— Your assignment —
Only one stretch of the data is wanted: the line containing "Decode this image", the line containing "Parse this screenshot: output", and every line between them, copied exactly.

— Data section —
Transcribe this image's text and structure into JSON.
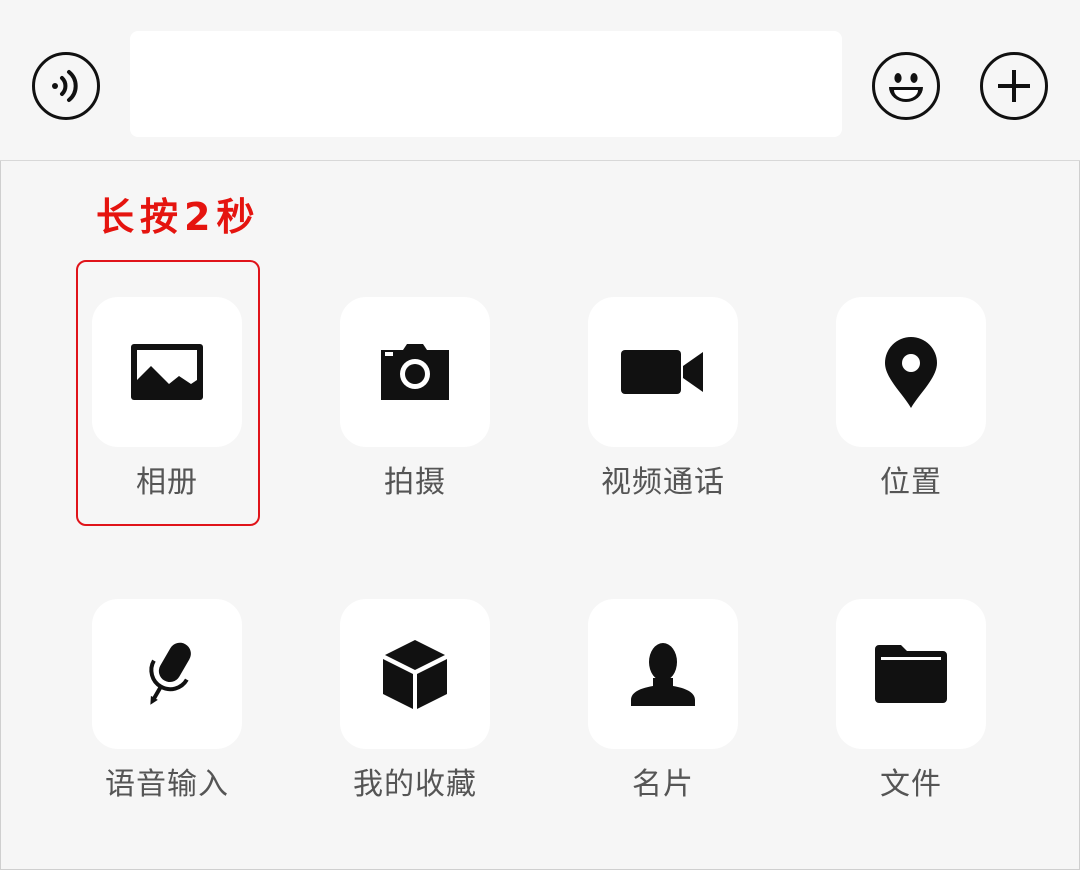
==
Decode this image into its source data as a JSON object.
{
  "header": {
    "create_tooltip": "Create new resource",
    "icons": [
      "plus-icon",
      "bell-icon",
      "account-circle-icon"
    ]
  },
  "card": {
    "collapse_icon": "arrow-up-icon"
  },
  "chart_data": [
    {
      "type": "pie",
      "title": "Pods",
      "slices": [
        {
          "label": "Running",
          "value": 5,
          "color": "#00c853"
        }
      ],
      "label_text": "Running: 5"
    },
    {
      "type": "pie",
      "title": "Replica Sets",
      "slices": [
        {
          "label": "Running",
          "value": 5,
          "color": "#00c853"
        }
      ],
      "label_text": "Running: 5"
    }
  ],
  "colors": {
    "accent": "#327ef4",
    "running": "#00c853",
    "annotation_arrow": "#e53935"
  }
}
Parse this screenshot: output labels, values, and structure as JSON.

— Response —
Decode this image into its source data as a JSON object.
{
  "header": {
    "create_tooltip": "Create new resource",
    "icons": [
      "plus-icon",
      "bell-icon",
      "account-circle-icon"
    ]
  },
  "card": {
    "collapse_icon": "arrow-up-icon"
  },
  "chart_data": [
    {
      "type": "pie",
      "title": "Pods",
      "slices": [
        {
          "label": "Running",
          "value": 5,
          "color": "#00c853"
        }
      ],
      "label_text": "Running: 5"
    },
    {
      "type": "pie",
      "title": "Replica Sets",
      "slices": [
        {
          "label": "Running",
          "value": 5,
          "color": "#00c853"
        }
      ],
      "label_text": "Running: 5"
    }
  ],
  "colors": {
    "accent": "#327ef4",
    "running": "#00c853",
    "annotation_arrow": "#e53935"
  }
}
Parse this screenshot: output labels, values, and structure as JSON.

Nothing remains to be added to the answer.